By Rick Thigpen, Senior Vice President, Corporate Citizenship, PSEG
New Jersey is familiar with being on the front lines of environmental challenges. It’s no coincidence that we were one of the first states to create a cabinet-level Department of Environmental Protection. We are also the state that gave birth to the federal Superfund law, drafted by then-U.S. Rep. Jim Florio to deal with the cleanup of hazardous substances released into the environment. Our newest challenge, and perhaps the toughest yet, is climate change.
We’re growing increasingly familiar with the stronger, more extreme weather that is being caused by our planet’s changing climate. As noted by C2ES, Yale University and others, hurricanes will grow far more costly without action. As a coastal state with a highly-developed shoreline, New Jersey is extremely vulnerable to potential damages caused by rising sea levels.

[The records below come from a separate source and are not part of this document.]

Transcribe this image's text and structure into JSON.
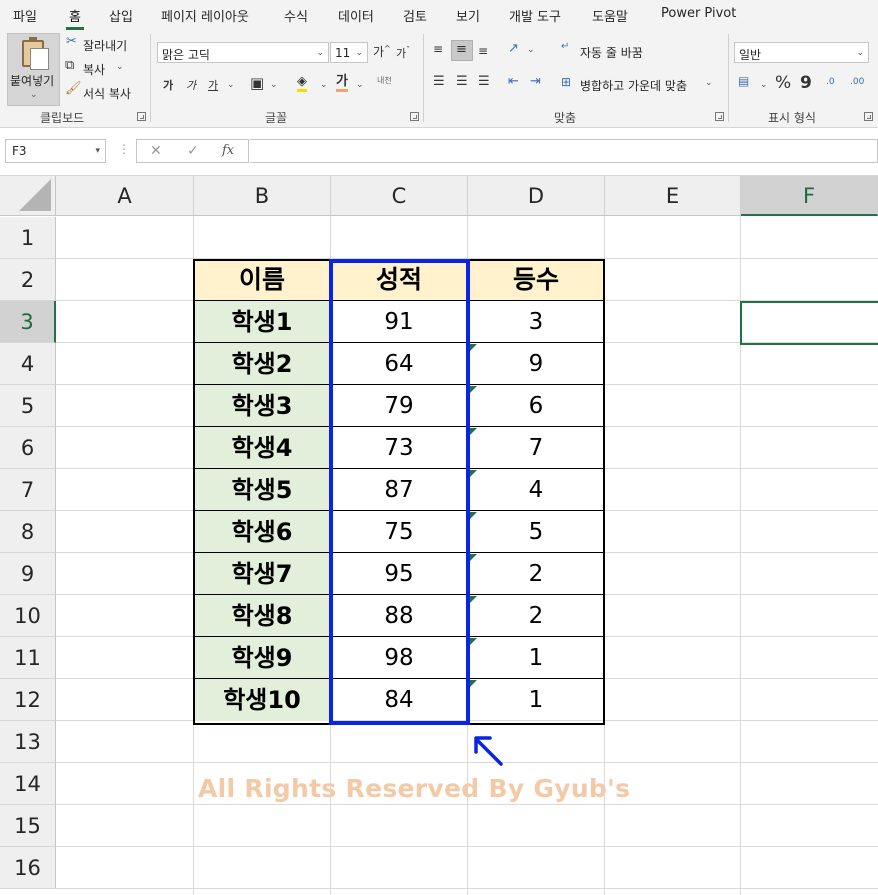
{
  "menu": {
    "tabs": [
      "파일",
      "홈",
      "삽입",
      "페이지 레이아웃",
      "수식",
      "데이터",
      "검토",
      "보기",
      "개발 도구",
      "도움말",
      "Power Pivot"
    ],
    "active": "홈"
  },
  "ribbon": {
    "clipboard": {
      "paste_label": "붙여넣기",
      "cut": "잘라내기",
      "copy": "복사",
      "format_painter": "서식 복사",
      "group_label": "클립보드"
    },
    "font": {
      "font_name": "맑은 고딕",
      "font_size": "11",
      "grow": "가",
      "shrink": "가",
      "bold": "가",
      "italic": "가",
      "underline": "가",
      "font_color_glyph": "가",
      "phonetic": "내천",
      "group_label": "글꼴"
    },
    "alignment": {
      "wrap_text": "자동 줄 바꿈",
      "merge_center": "병합하고 가운데 맞춤",
      "group_label": "맞춤"
    },
    "number": {
      "format": "일반",
      "percent": "%",
      "comma": "9",
      "inc_decimal": ".0",
      "dec_decimal": ".00",
      "group_label": "표시 형식"
    }
  },
  "formula_bar": {
    "name_box": "F3",
    "cancel_icon": "✕",
    "enter_icon": "✓",
    "fx": "fx",
    "value": ""
  },
  "grid": {
    "columns": [
      "A",
      "B",
      "C",
      "D",
      "E",
      "F"
    ],
    "rows": [
      "1",
      "2",
      "3",
      "4",
      "5",
      "6",
      "7",
      "8",
      "9",
      "10",
      "11",
      "12",
      "13",
      "14",
      "15",
      "16"
    ],
    "selected_column": "F",
    "selected_row": "3"
  },
  "table": {
    "headers": [
      "이름",
      "성적",
      "등수"
    ],
    "rows": [
      [
        "학생1",
        "91",
        "3"
      ],
      [
        "학생2",
        "64",
        "9"
      ],
      [
        "학생3",
        "79",
        "6"
      ],
      [
        "학생4",
        "73",
        "7"
      ],
      [
        "학생5",
        "87",
        "4"
      ],
      [
        "학생6",
        "75",
        "5"
      ],
      [
        "학생7",
        "95",
        "2"
      ],
      [
        "학생8",
        "88",
        "2"
      ],
      [
        "학생9",
        "98",
        "1"
      ],
      [
        "학생10",
        "84",
        "1"
      ]
    ]
  },
  "watermark": "All Rights Reserved By Gyub's",
  "colors": {
    "accent": "#217346",
    "header_fill": "#fff2cc",
    "name_fill": "#e2efda",
    "highlight_border": "#0a24e6",
    "watermark": "#f3c9a6"
  }
}
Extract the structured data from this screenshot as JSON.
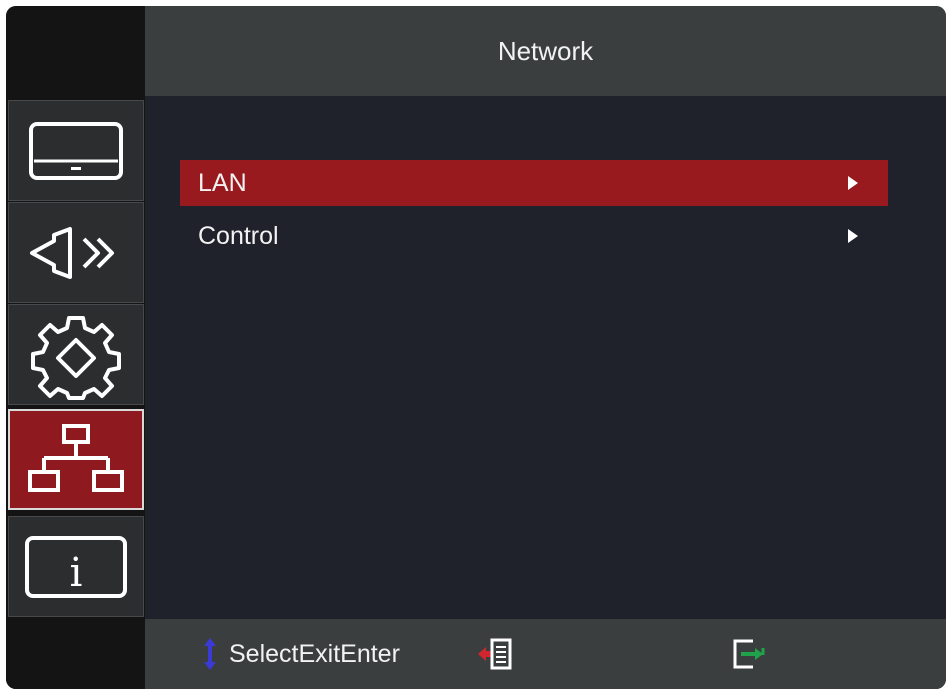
{
  "header": {
    "title": "Network"
  },
  "tabs": [
    {
      "icon": "display-icon",
      "active": false
    },
    {
      "icon": "projector-icon",
      "active": false
    },
    {
      "icon": "settings-gear-icon",
      "active": false
    },
    {
      "icon": "network-icon",
      "active": true
    },
    {
      "icon": "info-icon",
      "active": false
    }
  ],
  "menu": {
    "items": [
      {
        "label": "LAN",
        "selected": true
      },
      {
        "label": "Control",
        "selected": false
      }
    ]
  },
  "footer": {
    "hint_text": "SelectExitEnter",
    "icons": [
      "updown-arrow-icon",
      "exit-icon",
      "enter-icon"
    ]
  },
  "colors": {
    "accent": "#981a1e",
    "header_bg": "#3b3e3f",
    "content_bg": "#1f222b",
    "updown_icon": "#3a3ad6",
    "exit_icon": "#d0262e",
    "enter_icon": "#1fa24a"
  },
  "info_glyph": "i"
}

Rather than sit on our hands, we need to answer the call: reduce our carbon footprint or face the consequences. On behalf of our children, this is a fight worth having.
Thankfully, in New Jersey, we already get nearly 40% of our electricity from a carbon-free source: nuclear energy. Nuclear provides more than 90% of the carbon-free power generated in New Jersey, making it a critical pillar in the state’s clean energy ambitions.
Despite the many benefits nuclear energy provides, its continued service in New Jersey is not guaranteed. As long as policymakers in Washington continue to refuse to recognize the costs of carbon when setting wholesale electric market prices and oppose state support for carbon-free generation, fossil fuels will be the lowest-cost option to generate electricity. Nothing would jeopardize New Jersey’s clean energy future more than standing by while productive nuclear plants shut down for lack of policy support.
Three years ago, New Jersey lawmakers took action to prevent nuclear plants serving the state from retiring prematurely due to insufficient revenues from energy markets. This Zero Emissions Certificate (ZEC) law, which requires applicants to submit detailed financial data to the BPU to demonstrate the need for financial support, is the reason New Jersey continues to enjoy the benefits of nuclear power. Our critics have argued this law amounts to a subsidy of PSEG’s nuclear plants. And PSEG’s plants do benefit from this support. Have no doubt, without this law, Washington policies favoring fossil fuels would have forced them to close.
If anything, market conditions for nuclear plants have only gotten worse since the first ZEC process played out – meaning that, at a minimum, New Jersey’s nuclear fleet will need the same level of continued ZEC support in order to remain viable.
Today, the need to generate as much carbon-free electricity as possible has only grown more urgent. Soon, New Jersey will decide whether to continue to provide support for these nuclear plants, which generate enough electricity to power 3.8 million homes and also help avoid 14 million tons of carbon emissions every year – the equivalent of taking 3 million cars off the road. Never forget, it is cheaper for ratepayers to keep these plants open than it is to close them.
We know what happens when nuclear plants close. Oyster Creek was New Jersey’s smallest nuclear plant when it shut down permanently in October 2018. During the following year, more than two-thirds of the electricity generated to replace Oyster Creek’s production came from the increased use of New Jersey’s natural gas-burning power plants. The rest was supplied by out-of-state coal and natural gas. The result was an additional 3.1 million tons of carbon released into the air.
By contrast, New Jersey’s 3,500-megawatt Salem and Hope Creek nuclear plants are five times larger than Oyster Creek – which would magnify the carbon emissions impact if they were to close.
At PSEG, we’re committed to supporting our state and doing what is in the best interests of our customers and communities. Working together, we can ensure the state is able to produce the electricity we need to power our homes and businesses without producing the carbon emissions we don’t. To accomplish that, we need to renew New Jersey’s ZEC program at its current level of economic support.
If you believe that climate change is not only a global challenge, but also one that hits New Jersey particularly hard, then the battle to preserve New Jersey’s nuclear plants is one we can’t afford to lose.
Today, our shared priority is to preserve nuclear energy as an important part of New Jersey’s clean energy mix. To fight climate change, we’ll need as much carbon-free energy as we can make and to reduce our overall energy usage. Preserving New Jersey’s clean energy agenda at the lowest possible cost is worth fighting for.
Rick Thigpen is PSEG’s senior vice president for Corporate Citizenship and chairman of the PSEG Foundation.